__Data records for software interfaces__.

┄┄┄┄┄┄┄┄┄┄

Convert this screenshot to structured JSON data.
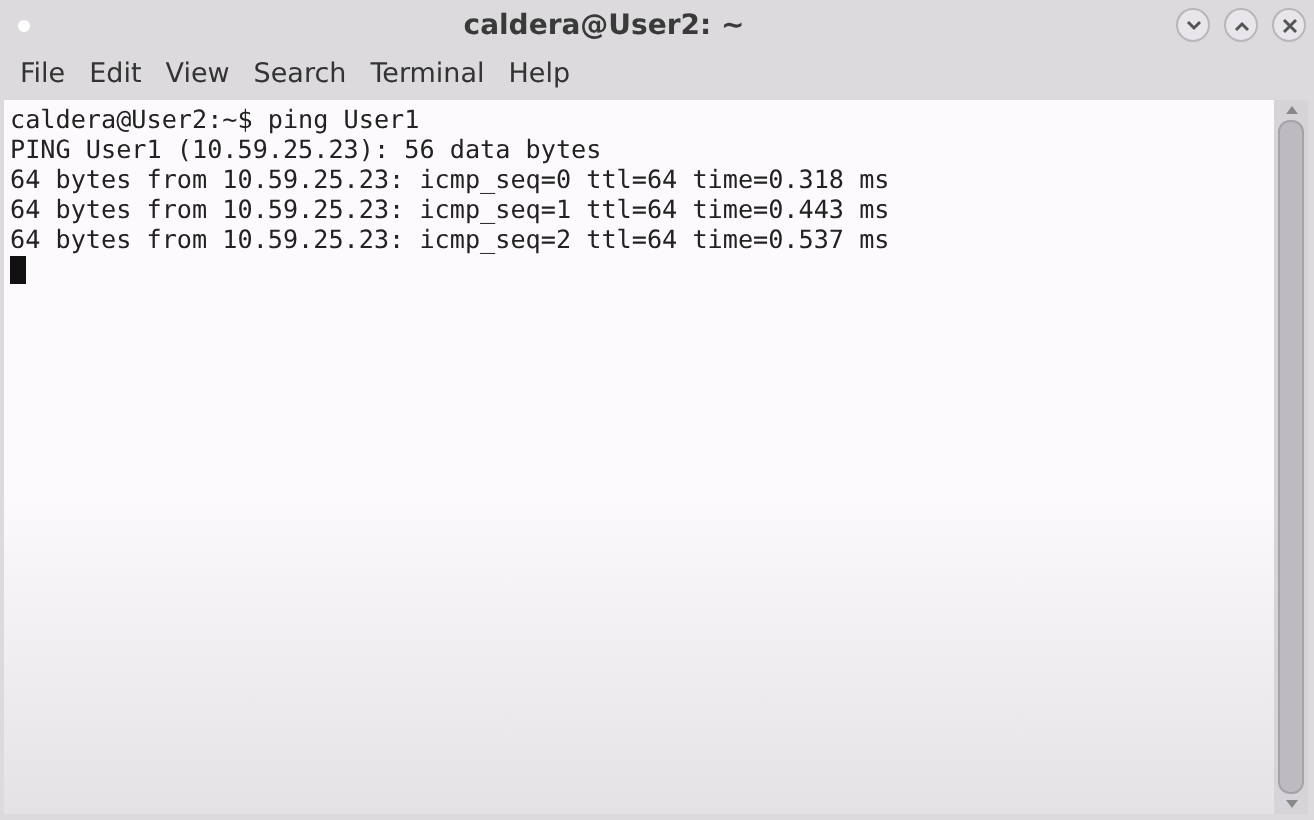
{
  "window": {
    "title": "caldera@User2: ~"
  },
  "menu": [
    "File",
    "Edit",
    "View",
    "Search",
    "Terminal",
    "Help"
  ],
  "terminal": {
    "lines": [
      "caldera@User2:~$ ping User1",
      "PING User1 (10.59.25.23): 56 data bytes",
      "64 bytes from 10.59.25.23: icmp_seq=0 ttl=64 time=0.318 ms",
      "64 bytes from 10.59.25.23: icmp_seq=1 ttl=64 time=0.443 ms",
      "64 bytes from 10.59.25.23: icmp_seq=2 ttl=64 time=0.537 ms"
    ]
  }
}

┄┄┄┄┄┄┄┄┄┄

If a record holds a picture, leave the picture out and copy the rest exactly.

Convert this screenshot to structured JSON data.
{
  "window": {
    "title": "caldera@User2: ~"
  },
  "menu": [
    "File",
    "Edit",
    "View",
    "Search",
    "Terminal",
    "Help"
  ],
  "terminal": {
    "lines": [
      "caldera@User2:~$ ping User1",
      "PING User1 (10.59.25.23): 56 data bytes",
      "64 bytes from 10.59.25.23: icmp_seq=0 ttl=64 time=0.318 ms",
      "64 bytes from 10.59.25.23: icmp_seq=1 ttl=64 time=0.443 ms",
      "64 bytes from 10.59.25.23: icmp_seq=2 ttl=64 time=0.537 ms"
    ]
  }
}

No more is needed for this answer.